SOURCE DATA:
Start of Block
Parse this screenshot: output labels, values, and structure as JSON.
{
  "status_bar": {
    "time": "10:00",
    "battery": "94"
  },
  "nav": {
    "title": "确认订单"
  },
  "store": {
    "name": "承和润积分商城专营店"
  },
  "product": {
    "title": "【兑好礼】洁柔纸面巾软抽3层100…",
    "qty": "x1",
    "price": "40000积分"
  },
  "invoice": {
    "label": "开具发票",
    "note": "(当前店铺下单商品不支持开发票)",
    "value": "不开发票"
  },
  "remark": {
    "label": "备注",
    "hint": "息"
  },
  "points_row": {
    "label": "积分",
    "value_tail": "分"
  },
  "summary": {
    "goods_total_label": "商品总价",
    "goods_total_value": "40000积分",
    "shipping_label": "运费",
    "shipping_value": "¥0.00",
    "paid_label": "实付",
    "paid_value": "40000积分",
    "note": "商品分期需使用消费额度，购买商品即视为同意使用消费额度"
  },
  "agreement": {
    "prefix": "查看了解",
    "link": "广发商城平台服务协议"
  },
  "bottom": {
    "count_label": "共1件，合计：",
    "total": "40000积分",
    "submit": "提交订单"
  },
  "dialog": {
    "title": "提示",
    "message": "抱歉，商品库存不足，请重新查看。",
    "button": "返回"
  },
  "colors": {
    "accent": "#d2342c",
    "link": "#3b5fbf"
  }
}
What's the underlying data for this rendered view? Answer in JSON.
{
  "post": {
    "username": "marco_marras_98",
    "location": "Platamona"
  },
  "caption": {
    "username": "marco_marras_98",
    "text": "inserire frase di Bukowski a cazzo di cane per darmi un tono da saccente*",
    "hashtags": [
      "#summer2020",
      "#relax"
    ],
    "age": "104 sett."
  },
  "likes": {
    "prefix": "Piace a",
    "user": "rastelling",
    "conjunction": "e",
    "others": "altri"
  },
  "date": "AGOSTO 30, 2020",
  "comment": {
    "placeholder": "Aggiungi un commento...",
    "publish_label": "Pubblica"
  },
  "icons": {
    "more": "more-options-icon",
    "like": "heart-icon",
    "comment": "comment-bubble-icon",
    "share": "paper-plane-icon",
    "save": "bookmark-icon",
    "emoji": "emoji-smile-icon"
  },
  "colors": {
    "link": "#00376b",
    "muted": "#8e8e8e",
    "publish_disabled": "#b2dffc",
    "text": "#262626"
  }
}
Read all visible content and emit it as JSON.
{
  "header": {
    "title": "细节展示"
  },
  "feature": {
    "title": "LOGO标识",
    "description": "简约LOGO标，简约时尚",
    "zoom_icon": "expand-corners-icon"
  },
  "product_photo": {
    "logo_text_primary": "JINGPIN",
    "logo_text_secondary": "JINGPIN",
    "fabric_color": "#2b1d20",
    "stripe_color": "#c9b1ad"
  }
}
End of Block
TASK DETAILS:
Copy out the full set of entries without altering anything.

RESPONSE AREA:
Parse this screenshot: output labels, values, and structure as JSON.
{
  "status_bar": {
    "time": "10:00",
    "battery": "94"
  },
  "nav": {
    "title": "确认订单"
  },
  "store": {
    "name": "承和润积分商城专营店"
  },
  "product": {
    "title": "【兑好礼】洁柔纸面巾软抽3层100…",
    "qty": "x1",
    "price": "40000积分"
  },
  "invoice": {
    "label": "开具发票",
    "note": "(当前店铺下单商品不支持开发票)",
    "value": "不开发票"
  },
  "remark": {
    "label": "备注",
    "hint": "息"
  },
  "points_row": {
    "label": "积分",
    "value_tail": "分"
  },
  "summary": {
    "goods_total_label": "商品总价",
    "goods_total_value": "40000积分",
    "shipping_label": "运费",
    "shipping_value": "¥0.00",
    "paid_label": "实付",
    "paid_value": "40000积分",
    "note": "商品分期需使用消费额度，购买商品即视为同意使用消费额度"
  },
  "agreement": {
    "prefix": "查看了解",
    "link": "广发商城平台服务协议"
  },
  "bottom": {
    "count_label": "共1件，合计：",
    "total": "40000积分",
    "submit": "提交订单"
  },
  "dialog": {
    "title": "提示",
    "message": "抱歉，商品库存不足，请重新查看。",
    "button": "返回"
  },
  "colors": {
    "accent": "#d2342c",
    "link": "#3b5fbf"
  }
}
What's the underlying data for this rendered view? Answer in JSON.
{
  "post": {
    "username": "marco_marras_98",
    "location": "Platamona"
  },
  "caption": {
    "username": "marco_marras_98",
    "text": "inserire frase di Bukowski a cazzo di cane per darmi un tono da saccente*",
    "hashtags": [
      "#summer2020",
      "#relax"
    ],
    "age": "104 sett."
  },
  "likes": {
    "prefix": "Piace a",
    "user": "rastelling",
    "conjunction": "e",
    "others": "altri"
  },
  "date": "AGOSTO 30, 2020",
  "comment": {
    "placeholder": "Aggiungi un commento...",
    "publish_label": "Pubblica"
  },
  "icons": {
    "more": "more-options-icon",
    "like": "heart-icon",
    "comment": "comment-bubble-icon",
    "share": "paper-plane-icon",
    "save": "bookmark-icon",
    "emoji": "emoji-smile-icon"
  },
  "colors": {
    "link": "#00376b",
    "muted": "#8e8e8e",
    "publish_disabled": "#b2dffc",
    "text": "#262626"
  }
}
Read all visible content and emit it as JSON.
{
  "header": {
    "title": "细节展示"
  },
  "feature": {
    "title": "LOGO标识",
    "description": "简约LOGO标，简约时尚",
    "zoom_icon": "expand-corners-icon"
  },
  "product_photo": {
    "logo_text_primary": "JINGPIN",
    "logo_text_secondary": "JINGPIN",
    "fabric_color": "#2b1d20",
    "stripe_color": "#c9b1ad"
  }
}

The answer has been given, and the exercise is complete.